Peter P. Hostert Jr. ’50

Robert T. Kelton ’50

Mrs. Gerald D. Slusser ’50

S. George BankoffS. George Bankoff, professor emeritus of chemical engineering, died in July. He was 89. Bankoff, whose research into the fundamentals of heat transfer and two-phase flow won him recognition in chemical and nuclear engineering, had a long career at Northwestern that began in 1959 and lasted until long after he became professor emeritus in 1992. He was a member of the National Academy of Engineering and won numerous awards, including the Ernest W. Thiele, Robert E. Wilson, Donald Q. Kern, and Heat Transfer and Energy Division Awards from the American Institute of Chemical Engineers.
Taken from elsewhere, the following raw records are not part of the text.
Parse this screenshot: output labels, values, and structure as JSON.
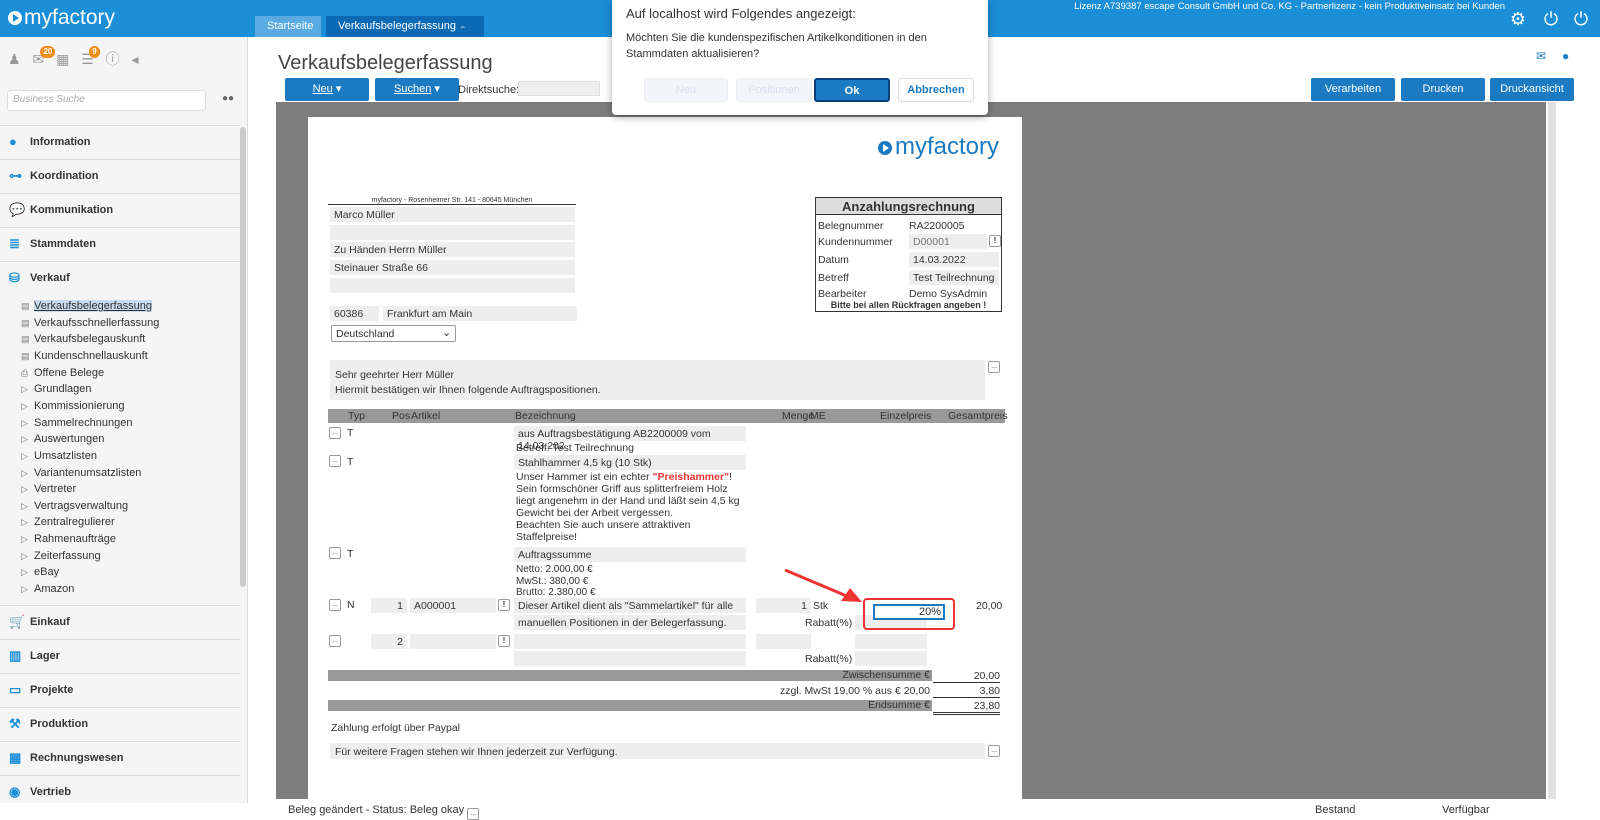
{
  "topbar": {
    "logo": "myfactory",
    "tabs": [
      {
        "label": "Startseite"
      },
      {
        "label": "Verkaufsbelegerfassung"
      }
    ],
    "tab_controls": "⇔ ▲ ×",
    "license": "Lizenz A739387 escape Consult GmbH und Co. KG - Partnerlizenz - kein Produktiveinsatz bei Kunden",
    "icons": [
      "gear-icon",
      "power-icon",
      "power-user-icon"
    ]
  },
  "sidebar": {
    "badges": {
      "messages": "20",
      "tasks": "9"
    },
    "search_placeholder": "Business Suche",
    "sections_top": [
      "Information",
      "Koordination",
      "Kommunikation",
      "Stammdaten",
      "Verkauf"
    ],
    "verkauf_items": [
      {
        "label": "Verkaufsbelegerfassung",
        "marker": "▤",
        "active": true
      },
      {
        "label": "Verkaufsschnellerfassung",
        "marker": "▤"
      },
      {
        "label": "Verkaufsbelegauskunft",
        "marker": "▤"
      },
      {
        "label": "Kundenschnellauskunft",
        "marker": "▤"
      },
      {
        "label": "Offene Belege",
        "marker": "⎙"
      },
      {
        "label": "Grundlagen",
        "marker": "▷"
      },
      {
        "label": "Kommissionierung",
        "marker": "▷"
      },
      {
        "label": "Sammelrechnungen",
        "marker": "▷"
      },
      {
        "label": "Auswertungen",
        "marker": "▷"
      },
      {
        "label": "Umsatzlisten",
        "marker": "▷"
      },
      {
        "label": "Variantenumsatzlisten",
        "marker": "▷"
      },
      {
        "label": "Vertreter",
        "marker": "▷"
      },
      {
        "label": "Vertragsverwaltung",
        "marker": "▷"
      },
      {
        "label": "Zentralregulierer",
        "marker": "▷"
      },
      {
        "label": "Rahmenaufträge",
        "marker": "▷"
      },
      {
        "label": "Zeiterfassung",
        "marker": "▷"
      },
      {
        "label": "eBay",
        "marker": "▷"
      },
      {
        "label": "Amazon",
        "marker": "▷"
      }
    ],
    "sections_bottom": [
      "Einkauf",
      "Lager",
      "Projekte",
      "Produktion",
      "Rechnungswesen",
      "Vertrieb"
    ]
  },
  "main": {
    "title": "Verkaufsbelegerfassung",
    "buttons": {
      "neu": "Neu",
      "suchen": "Suchen",
      "verarbeiten": "Verarbeiten",
      "drucken": "Drucken",
      "druckansicht": "Druckansicht"
    },
    "direktsuche_label": "Direktsuche:"
  },
  "document": {
    "logo": "myfactory",
    "sender_line": "myfactory - Rosenheimer Str. 141 - 80645 München",
    "address": [
      "Marco Müller",
      "",
      "Zu Händen Herrn Müller",
      "Steinauer Straße 66",
      ""
    ],
    "zip": "60386",
    "city": "Frankfurt am Main",
    "country": "Deutschland",
    "box": {
      "title": "Anzahlungsrechnung",
      "belegnummer_label": "Belegnummer",
      "belegnummer": "RA2200005",
      "kundennummer_label": "Kundennummer",
      "kundennummer": "D00001",
      "datum_label": "Datum",
      "datum": "14.03.2022",
      "betreff_label": "Betreff",
      "betreff": "Test Teilrechnung",
      "bearbeiter_label": "Bearbeiter",
      "bearbeiter": "Demo SysAdmin",
      "footer": "Bitte bei allen Rückfragen angeben !"
    },
    "salutation": "Sehr geehrter Herr Müller",
    "intro": "Hiermit bestätigen wir Ihnen folgende Auftragspositionen.",
    "table_headers": {
      "typ": "Typ",
      "pos": "Pos",
      "artikel": "Artikel",
      "bezeichnung": "Bezeichnung",
      "menge": "Menge",
      "me": "ME",
      "einzelpreis": "Einzelpreis",
      "gesamtpreis": "Gesamtpreis"
    },
    "rows": {
      "t1_typ": "T",
      "t1_text": "aus Auftragsbestätigung AB2200009 vom 14.03.202",
      "t1_sub": "Betreff: Test Teilrechnung",
      "t2_typ": "T",
      "t2_text": "Stahlhammer 4,5 kg (10 Stk)",
      "t2_desc1": "Unser Hammer ist ein echter ",
      "t2_desc_red": "\"Preishammer\"",
      "t2_desc1b": "!",
      "t2_desc2": "Sein formschöner Griff aus splitterfreiem Holz",
      "t2_desc3": "liegt angenehm in der Hand und läßt sein 4,5 kg",
      "t2_desc4": "Gewicht bei der Arbeit vergessen.",
      "t2_desc5": "Beachten Sie auch unsere attraktiven",
      "t2_desc6": "Staffelpreise!",
      "t3_typ": "T",
      "t3_text": "Auftragssumme",
      "t3_netto": "Netto: 2.000,00 €",
      "t3_mwst": "MwSt.: 380,00 €",
      "t3_brutto": "Brutto: 2.380,00 €",
      "n_typ": "N",
      "n_pos": "1",
      "n_artikel": "A000001",
      "n_text": "Dieser Artikel dient als \"Sammelartikel\" für alle",
      "n_text2": "manuellen Positionen in der Belegerfassung.",
      "n_menge": "1",
      "n_me": "Stk",
      "n_rabatt_label": "Rabatt(%)",
      "n_rabatt": "20%",
      "n_gesamt": "20,00",
      "e_pos": "2",
      "e_rabatt_label": "Rabatt(%)"
    },
    "zwischensumme_label": "Zwischensumme €",
    "zwischensumme": "20,00",
    "mwst_label": "zzgl. MwSt 19,00 % aus € 20,00",
    "mwst": "3,80",
    "endsumme_label": "Endsumme €",
    "endsumme": "23,80",
    "payment": "Zahlung erfolgt über Paypal",
    "closing": "Für weitere Fragen stehen wir Ihnen jederzeit zur Verfügung."
  },
  "status": {
    "text": "Beleg geändert - Status: Beleg okay",
    "bestand": "Bestand",
    "verfuegbar": "Verfügbar"
  },
  "dialog": {
    "title": "Auf localhost wird Folgendes angezeigt:",
    "message": "Möchten Sie die kundenspezifischen Artikelkonditionen in den Stammdaten aktualisieren?",
    "ok": "Ok",
    "cancel": "Abbrechen",
    "ghost1": "Neu",
    "ghost2": "Positionen"
  }
}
Bankoff’s work covered a wide variety of topics in multiphase heat transfer and fluid mechanics, many of which are connected with nuclear reactor safety, including bubble nucleation and growth in boiling, heat conduction and diffusion with phase changes, vapor explosions, and stability of thin liquid films under heating. He published more than 200 papers and served as thesis adviser to more than 70 graduate students.

Edward Campbell, a former president and chief executive officer for J. I. Case Co. and a life member of the McCormick Advisory Council, died in October 2010. He was 82. Campbell had a long, successful career in manufacturing after he received both his BS in mechanical engineering in 1952 and his MBA in 1959 from Northwestern. He worked for American Brake Shoe Company, Whirlpool Corp., and Joy Manufacturing Company before joining Case in 1968. He rose to become executive vice president in 1976. He left Case in 1978 for Newport News Shipbuilding until he returned to become president and CEO at Case in 1992. He retired in 1994. He is survived by his children Gary, Kevin, and Diane.

Richard C. HalpernRichard C. Halpern, a leader and innovator in the construction industry and member of the McCormick Advisory Council, died in July. He was 78. During his 50-year career, Halpern served as chief operating officer and chief executive officer for two global construction groups, including the Chicago-based Schal Associates (which he cofounded with Harold Schiff). Most recently he was cofounder and chairman of the board of RISE International, a program management consulting company. One of the leading builders of the modern era, Halpern was executive-in-charge of the construction of the Sears (now Willis) Tower, the tallest building in the world at the time of its opening in 1974. His other notable Chicago projects included Navy Pier, McCormick Place, and the Harold Washington Library. In addition to his service on the McCormick Advisory Council, he established the Richard C. Halpern/RISE International Distinguished Architect in Residence at McCormick in 2008 and was integral in developing the school’s Architectural Engineering and Design Program. “I’ve worked with architects my whole life, and I feel that Chicago certainly is a mecca for fine architecture in America,” he said at the time. “The city needs a program that is managed by and housed in one of the top universities in the country. I think this architecture program will enable students at Northwestern to add to the quality of engineering and architecture throughout the United States and the world.” Halpern is survived by his wife, Madeline; his daughters, Susan Halpern Winstead and Rebecca Halpern; and his son, Daniel Halpern.

Zenonas V. Rekasius, emeritus professor of electrical engineering, died in February at the age of 83. He earned his BS in electrical engineering from Wayne State University in 1954 and a PhD from Purdue University in 1960. Before arriving at Northwestern, he was an assistant professor at the Detroit Institute of Technology and at Purdue. He specialized in the field of automatic control and nonlinear systems and was published in the Transactions of the IEEE Professional Group on Automatic Control. He retired from Northwestern in 1997.